With my background as a painter I tend to use paper or blank metal sheets as a starting point for my jewellery. These foldable materials urge for my attention and I love their possibilities. Paper especially has the expressive qualities that I'm looking for and is both light and flexible. I find there is something meditative in cutting and folding hundreds and hundreds of paper pieces, which I then use as building blocks in the construction of my jewellery. Paper makes it possible for me to connect a huge amount of items to each other without making the piece heavy and non-portable. No other material has offered me that same potential. 

I grew up on the west coast of Sweden so I have always felt a strong connection to the ocean. Many of my sources of inspiration comes from there. I love delicate but rough surfaces like seaside barnacles or rock lichens, which are both very fragile and strong.

In Yearn (2013) I worked with my somewhat ambiguous relationship to the ocean. It feels like part of me, yet I am scared of the world hidden under the surface. Even so, whenever I am distanced from the ocean I get a sense that something is missing or stolen from me. These pieces of jewellery tells the story of this yearning. 

Vanitas (2014) is inspired by Dutch still life paintings from the eighteenth century with decaying flowers and dark undertones. I created a floral painting made out of brooches in shape of flowers, bright colored on front but with blackened backsides and small houseflies, to represent transience. When you then use the jewellery to decorate yourself you will tear down the painting in the case of your vanity. 
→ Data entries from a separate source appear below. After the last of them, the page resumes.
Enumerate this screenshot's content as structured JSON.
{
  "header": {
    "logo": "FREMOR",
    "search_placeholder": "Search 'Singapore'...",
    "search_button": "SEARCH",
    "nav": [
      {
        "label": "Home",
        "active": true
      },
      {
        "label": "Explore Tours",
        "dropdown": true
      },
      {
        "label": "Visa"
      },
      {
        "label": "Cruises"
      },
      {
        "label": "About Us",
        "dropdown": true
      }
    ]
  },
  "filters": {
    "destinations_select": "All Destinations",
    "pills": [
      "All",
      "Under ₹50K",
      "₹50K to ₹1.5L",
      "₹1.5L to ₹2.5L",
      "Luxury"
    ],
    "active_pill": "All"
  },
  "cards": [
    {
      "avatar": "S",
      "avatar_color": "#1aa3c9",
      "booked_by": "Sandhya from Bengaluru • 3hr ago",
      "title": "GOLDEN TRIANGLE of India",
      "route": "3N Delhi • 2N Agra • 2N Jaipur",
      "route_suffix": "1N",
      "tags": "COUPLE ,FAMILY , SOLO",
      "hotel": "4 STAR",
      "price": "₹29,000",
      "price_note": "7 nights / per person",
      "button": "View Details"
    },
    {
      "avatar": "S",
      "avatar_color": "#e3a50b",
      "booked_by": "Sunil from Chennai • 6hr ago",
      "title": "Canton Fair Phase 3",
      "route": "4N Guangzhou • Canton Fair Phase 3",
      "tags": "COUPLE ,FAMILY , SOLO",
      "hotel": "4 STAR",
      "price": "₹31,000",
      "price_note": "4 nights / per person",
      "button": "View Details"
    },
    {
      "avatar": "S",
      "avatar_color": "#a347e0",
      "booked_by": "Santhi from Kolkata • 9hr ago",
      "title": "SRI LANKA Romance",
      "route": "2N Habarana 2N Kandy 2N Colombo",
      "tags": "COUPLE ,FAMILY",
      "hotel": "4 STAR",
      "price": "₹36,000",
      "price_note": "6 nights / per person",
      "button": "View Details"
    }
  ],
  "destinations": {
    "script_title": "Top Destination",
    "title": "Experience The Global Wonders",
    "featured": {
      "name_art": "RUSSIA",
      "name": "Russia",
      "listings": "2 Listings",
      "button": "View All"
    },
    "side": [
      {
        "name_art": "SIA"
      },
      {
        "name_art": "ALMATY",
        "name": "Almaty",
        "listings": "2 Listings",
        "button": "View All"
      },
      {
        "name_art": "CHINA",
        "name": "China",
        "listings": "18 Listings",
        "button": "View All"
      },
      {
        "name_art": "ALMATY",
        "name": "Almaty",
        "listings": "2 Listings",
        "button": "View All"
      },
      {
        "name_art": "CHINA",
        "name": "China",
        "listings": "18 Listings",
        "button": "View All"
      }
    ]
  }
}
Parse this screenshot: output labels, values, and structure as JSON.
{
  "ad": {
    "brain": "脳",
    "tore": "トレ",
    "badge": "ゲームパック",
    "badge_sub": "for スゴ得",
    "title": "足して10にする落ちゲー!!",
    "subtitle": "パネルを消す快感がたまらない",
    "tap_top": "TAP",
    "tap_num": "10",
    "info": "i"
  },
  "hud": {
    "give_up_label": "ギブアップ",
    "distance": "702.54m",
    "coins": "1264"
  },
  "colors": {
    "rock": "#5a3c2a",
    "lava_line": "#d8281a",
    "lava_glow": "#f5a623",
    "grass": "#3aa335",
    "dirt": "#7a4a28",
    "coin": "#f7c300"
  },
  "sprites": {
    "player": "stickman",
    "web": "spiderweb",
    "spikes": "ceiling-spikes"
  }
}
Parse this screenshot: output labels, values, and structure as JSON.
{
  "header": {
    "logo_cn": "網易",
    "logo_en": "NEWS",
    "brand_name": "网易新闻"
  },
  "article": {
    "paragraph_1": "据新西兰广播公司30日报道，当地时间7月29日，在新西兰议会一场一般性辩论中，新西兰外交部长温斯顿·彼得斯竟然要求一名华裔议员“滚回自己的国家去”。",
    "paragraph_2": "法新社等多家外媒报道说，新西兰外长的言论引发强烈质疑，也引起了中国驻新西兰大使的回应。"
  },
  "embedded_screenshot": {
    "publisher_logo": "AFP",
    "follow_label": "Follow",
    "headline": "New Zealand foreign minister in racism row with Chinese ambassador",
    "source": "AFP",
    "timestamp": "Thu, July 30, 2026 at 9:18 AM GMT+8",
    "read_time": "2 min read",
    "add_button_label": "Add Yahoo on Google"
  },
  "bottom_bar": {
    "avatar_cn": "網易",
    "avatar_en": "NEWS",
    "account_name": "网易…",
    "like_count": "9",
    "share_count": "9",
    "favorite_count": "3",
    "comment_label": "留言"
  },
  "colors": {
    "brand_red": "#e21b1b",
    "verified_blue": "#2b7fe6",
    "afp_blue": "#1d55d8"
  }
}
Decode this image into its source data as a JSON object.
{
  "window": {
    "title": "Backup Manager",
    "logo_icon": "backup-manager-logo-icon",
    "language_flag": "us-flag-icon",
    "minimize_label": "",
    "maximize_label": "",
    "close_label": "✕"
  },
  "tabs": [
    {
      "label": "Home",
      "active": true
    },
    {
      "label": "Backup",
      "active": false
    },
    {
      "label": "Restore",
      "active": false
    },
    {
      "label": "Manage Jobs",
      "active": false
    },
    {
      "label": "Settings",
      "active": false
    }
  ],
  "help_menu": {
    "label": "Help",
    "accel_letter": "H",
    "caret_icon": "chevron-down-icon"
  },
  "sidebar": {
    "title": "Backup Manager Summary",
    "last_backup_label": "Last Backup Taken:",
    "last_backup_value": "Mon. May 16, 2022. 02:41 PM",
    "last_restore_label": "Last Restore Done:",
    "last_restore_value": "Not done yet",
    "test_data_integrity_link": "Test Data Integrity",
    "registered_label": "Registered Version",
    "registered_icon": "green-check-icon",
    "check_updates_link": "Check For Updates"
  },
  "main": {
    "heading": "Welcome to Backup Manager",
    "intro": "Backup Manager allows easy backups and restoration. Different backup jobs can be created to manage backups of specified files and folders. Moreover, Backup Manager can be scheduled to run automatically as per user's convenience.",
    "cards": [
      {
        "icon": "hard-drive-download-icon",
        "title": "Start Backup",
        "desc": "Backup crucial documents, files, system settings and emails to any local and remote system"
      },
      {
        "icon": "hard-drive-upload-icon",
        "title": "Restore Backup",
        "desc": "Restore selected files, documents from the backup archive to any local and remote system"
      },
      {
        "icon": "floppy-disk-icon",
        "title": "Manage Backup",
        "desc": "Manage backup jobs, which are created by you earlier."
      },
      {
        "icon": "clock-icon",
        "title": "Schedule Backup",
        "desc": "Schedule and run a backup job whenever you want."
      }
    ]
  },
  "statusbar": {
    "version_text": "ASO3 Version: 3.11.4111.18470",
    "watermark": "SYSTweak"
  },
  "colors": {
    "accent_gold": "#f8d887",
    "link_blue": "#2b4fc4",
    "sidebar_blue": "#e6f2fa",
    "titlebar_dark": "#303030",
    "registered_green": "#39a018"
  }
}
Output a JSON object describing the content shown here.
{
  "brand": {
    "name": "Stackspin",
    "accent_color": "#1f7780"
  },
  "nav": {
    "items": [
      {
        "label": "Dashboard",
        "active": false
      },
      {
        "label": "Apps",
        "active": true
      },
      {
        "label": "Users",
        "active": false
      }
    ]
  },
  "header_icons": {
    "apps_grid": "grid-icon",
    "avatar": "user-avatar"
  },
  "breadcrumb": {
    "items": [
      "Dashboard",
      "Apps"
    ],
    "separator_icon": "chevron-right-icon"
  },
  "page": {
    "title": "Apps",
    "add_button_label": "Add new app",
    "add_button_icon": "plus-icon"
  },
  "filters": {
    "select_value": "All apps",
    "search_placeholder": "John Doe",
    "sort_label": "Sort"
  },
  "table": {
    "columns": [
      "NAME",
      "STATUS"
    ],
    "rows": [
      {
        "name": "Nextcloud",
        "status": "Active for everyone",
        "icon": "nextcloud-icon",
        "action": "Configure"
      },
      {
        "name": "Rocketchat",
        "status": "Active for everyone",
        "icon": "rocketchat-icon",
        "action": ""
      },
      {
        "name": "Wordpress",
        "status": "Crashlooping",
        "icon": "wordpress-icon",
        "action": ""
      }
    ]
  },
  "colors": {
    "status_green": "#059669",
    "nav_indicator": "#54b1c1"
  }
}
The human body’s ability to both amaze and dismay captivates me so the idea of people wearing my pieces as an extension of themselves is very intriguing. My jewellery becomes a manmade growth to dress the body. These ornaments – with their fragile sharpness – needs you to adapt to what you are wearing, and by that enhance the importance of attendance in the present.

Biographical Details